## Problem to solve
Below are some records. Pull every line that contains the word "author".

## Exercise data
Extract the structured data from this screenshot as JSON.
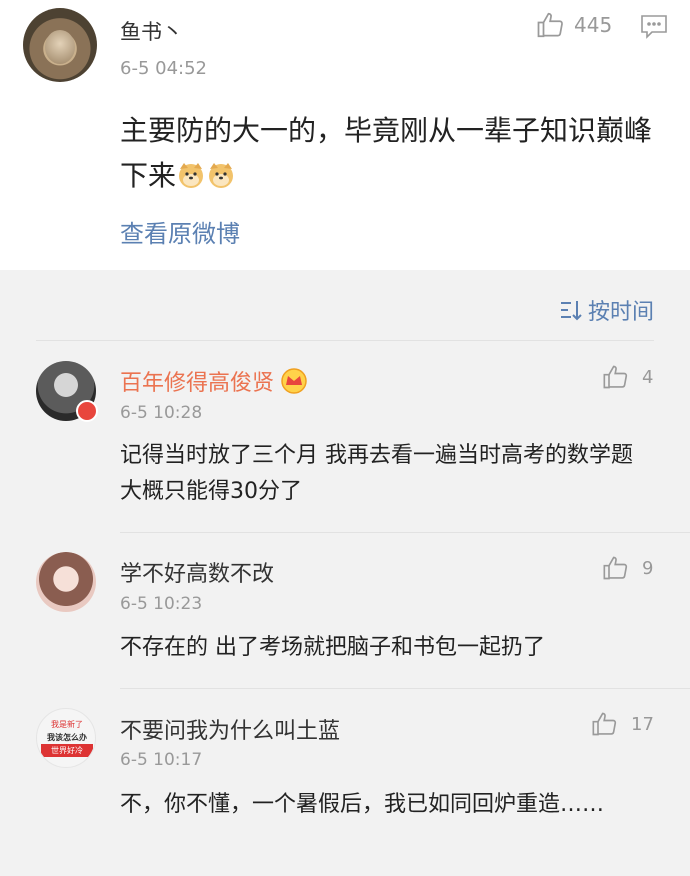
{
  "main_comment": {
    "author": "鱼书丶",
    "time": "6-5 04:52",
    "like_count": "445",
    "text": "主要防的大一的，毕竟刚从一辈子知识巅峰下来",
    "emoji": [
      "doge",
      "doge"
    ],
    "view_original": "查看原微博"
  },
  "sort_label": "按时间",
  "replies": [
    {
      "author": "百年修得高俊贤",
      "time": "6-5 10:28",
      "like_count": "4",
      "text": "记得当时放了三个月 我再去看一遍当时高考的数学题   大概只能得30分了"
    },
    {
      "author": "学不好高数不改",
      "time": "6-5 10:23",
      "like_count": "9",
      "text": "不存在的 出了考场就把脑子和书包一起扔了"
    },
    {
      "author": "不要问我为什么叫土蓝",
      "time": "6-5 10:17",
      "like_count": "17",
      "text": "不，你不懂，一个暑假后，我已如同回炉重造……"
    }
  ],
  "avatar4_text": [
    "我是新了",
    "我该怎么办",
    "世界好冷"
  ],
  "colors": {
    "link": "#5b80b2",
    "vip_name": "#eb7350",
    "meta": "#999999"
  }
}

## Task response
    "author": "鱼书丶",
      "author": "百年修得高俊贤",
      "author": "学不好高数不改",
      "author": "不要问我为什么叫土蓝",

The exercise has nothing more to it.